(Data records for software interfaces)
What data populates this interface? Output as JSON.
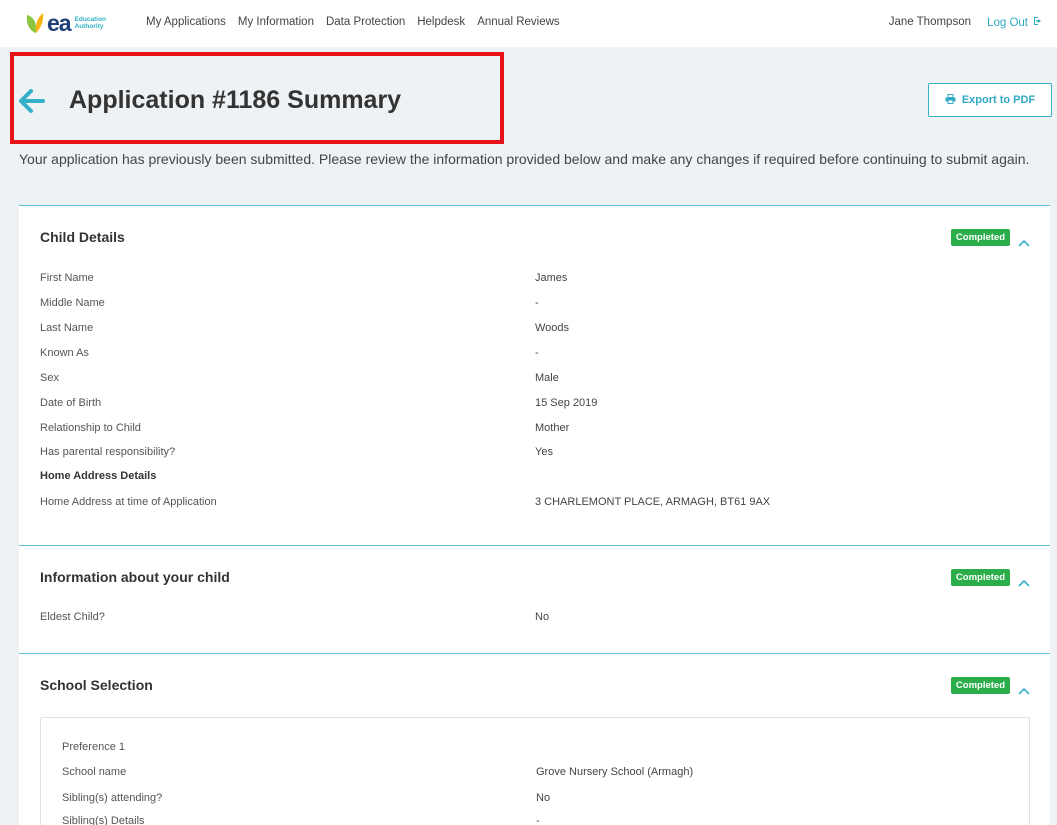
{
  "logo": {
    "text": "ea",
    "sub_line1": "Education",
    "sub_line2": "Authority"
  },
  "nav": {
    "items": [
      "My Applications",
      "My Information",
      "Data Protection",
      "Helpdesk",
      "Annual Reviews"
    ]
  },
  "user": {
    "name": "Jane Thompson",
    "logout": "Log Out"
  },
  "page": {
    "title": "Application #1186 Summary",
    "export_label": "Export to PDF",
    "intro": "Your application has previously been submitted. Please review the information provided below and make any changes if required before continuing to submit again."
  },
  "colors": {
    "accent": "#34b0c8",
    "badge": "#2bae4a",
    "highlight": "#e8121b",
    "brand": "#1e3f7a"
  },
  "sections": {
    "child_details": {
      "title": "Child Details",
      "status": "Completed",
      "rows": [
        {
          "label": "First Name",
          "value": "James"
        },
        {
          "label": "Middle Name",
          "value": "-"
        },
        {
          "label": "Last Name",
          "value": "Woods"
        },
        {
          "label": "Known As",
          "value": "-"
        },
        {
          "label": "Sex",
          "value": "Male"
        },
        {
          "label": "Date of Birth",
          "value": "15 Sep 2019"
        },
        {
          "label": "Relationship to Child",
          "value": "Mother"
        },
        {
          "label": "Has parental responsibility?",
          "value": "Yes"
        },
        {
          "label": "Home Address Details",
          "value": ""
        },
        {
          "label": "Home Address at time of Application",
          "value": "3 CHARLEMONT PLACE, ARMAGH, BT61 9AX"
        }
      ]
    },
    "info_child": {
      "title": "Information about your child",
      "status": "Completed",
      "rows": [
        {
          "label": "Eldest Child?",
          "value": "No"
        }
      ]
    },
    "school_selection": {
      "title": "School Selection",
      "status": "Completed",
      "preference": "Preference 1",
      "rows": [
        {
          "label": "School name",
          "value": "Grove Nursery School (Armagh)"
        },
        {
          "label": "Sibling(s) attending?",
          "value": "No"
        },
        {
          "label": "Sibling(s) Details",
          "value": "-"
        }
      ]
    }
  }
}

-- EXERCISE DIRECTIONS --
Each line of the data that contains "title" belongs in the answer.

-- RESULT FOR THIS EXERCISE --
    "title": "Application #1186 Summary",
      "title": "Child Details",
      "title": "Information about your child",
      "title": "School Selection",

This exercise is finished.